▸ Aim of the exercise
Please find every line in the records below that contains the word "rest", and copy it.

#### Data for the task

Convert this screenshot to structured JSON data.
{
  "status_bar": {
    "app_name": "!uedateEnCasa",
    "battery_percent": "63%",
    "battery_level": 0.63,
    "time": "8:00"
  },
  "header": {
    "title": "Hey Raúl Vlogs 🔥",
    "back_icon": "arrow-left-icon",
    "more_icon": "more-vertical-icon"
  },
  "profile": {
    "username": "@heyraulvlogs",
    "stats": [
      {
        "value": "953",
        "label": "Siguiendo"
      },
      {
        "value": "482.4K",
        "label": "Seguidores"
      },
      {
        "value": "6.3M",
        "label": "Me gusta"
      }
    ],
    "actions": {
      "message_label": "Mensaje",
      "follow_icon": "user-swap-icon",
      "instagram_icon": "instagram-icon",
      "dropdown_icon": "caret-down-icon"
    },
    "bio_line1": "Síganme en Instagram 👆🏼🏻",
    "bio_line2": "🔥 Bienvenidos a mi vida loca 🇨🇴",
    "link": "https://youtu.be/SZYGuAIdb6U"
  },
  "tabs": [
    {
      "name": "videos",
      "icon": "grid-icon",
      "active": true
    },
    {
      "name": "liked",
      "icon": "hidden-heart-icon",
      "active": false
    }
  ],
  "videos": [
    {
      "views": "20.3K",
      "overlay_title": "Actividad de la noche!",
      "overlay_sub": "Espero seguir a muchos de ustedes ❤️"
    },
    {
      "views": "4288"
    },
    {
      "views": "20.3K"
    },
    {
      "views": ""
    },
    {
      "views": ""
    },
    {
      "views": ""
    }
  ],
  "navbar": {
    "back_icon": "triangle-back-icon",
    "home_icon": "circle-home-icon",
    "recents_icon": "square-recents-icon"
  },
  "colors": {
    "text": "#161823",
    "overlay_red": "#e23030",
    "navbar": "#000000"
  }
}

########
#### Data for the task

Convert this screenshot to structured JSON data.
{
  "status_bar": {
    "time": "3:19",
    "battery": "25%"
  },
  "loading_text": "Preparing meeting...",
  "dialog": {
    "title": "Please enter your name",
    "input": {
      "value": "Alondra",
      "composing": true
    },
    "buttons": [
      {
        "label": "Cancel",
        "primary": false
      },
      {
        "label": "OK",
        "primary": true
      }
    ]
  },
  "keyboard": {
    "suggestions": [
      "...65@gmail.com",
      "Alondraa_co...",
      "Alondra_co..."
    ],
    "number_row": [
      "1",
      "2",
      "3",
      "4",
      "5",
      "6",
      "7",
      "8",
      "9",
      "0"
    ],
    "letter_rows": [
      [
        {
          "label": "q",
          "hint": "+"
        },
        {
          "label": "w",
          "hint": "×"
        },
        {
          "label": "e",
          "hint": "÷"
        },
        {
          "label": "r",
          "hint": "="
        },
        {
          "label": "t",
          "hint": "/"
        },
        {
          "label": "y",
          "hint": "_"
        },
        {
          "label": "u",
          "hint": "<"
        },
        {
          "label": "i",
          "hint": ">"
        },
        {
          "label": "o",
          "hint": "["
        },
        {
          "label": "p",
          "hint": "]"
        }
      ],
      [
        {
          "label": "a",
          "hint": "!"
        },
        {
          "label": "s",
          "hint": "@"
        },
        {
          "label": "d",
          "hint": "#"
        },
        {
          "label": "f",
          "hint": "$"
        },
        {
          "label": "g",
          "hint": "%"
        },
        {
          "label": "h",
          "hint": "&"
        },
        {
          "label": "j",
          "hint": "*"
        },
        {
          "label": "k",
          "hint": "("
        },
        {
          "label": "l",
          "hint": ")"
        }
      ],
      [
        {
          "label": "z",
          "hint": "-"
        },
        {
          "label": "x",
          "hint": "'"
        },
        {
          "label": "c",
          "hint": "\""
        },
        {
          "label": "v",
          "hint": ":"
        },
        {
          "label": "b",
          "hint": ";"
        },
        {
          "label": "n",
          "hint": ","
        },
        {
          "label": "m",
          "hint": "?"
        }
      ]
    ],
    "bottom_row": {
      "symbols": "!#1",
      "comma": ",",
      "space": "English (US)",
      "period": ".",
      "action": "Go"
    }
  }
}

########
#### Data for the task

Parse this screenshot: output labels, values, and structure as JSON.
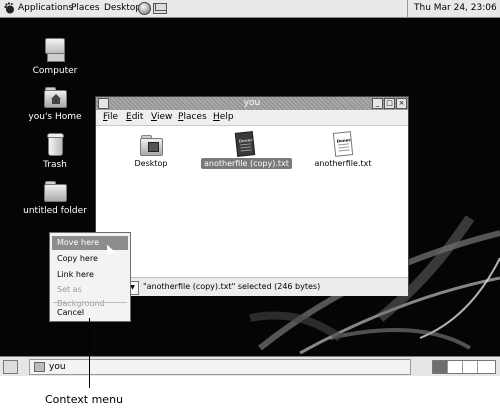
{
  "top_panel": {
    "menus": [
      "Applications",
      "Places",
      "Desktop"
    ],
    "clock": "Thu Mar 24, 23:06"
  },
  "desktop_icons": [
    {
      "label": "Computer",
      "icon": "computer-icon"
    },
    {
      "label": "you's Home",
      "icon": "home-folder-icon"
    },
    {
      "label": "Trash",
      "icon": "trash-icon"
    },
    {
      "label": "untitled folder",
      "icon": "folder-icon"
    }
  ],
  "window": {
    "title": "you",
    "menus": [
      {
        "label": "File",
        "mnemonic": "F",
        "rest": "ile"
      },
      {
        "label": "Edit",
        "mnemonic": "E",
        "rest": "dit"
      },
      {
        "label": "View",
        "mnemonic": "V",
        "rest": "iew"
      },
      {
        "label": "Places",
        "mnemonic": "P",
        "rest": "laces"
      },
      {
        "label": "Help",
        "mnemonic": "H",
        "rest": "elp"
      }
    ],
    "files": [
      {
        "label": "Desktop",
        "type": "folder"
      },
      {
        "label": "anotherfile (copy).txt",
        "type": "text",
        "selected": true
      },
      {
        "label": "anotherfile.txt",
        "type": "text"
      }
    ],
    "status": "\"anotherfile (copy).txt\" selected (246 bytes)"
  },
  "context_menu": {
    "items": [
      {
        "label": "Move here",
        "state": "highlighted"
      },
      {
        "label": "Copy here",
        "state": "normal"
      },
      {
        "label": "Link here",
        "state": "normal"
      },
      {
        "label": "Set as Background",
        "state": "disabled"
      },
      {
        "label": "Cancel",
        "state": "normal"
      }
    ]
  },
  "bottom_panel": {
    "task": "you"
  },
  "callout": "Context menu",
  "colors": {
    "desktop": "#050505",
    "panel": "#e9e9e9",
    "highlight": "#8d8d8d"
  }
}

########

▸ Response to the exercise
        "rest": "ile"
        "rest": "dit"
        "rest": "iew"
        "rest": "laces"
        "rest": "elp"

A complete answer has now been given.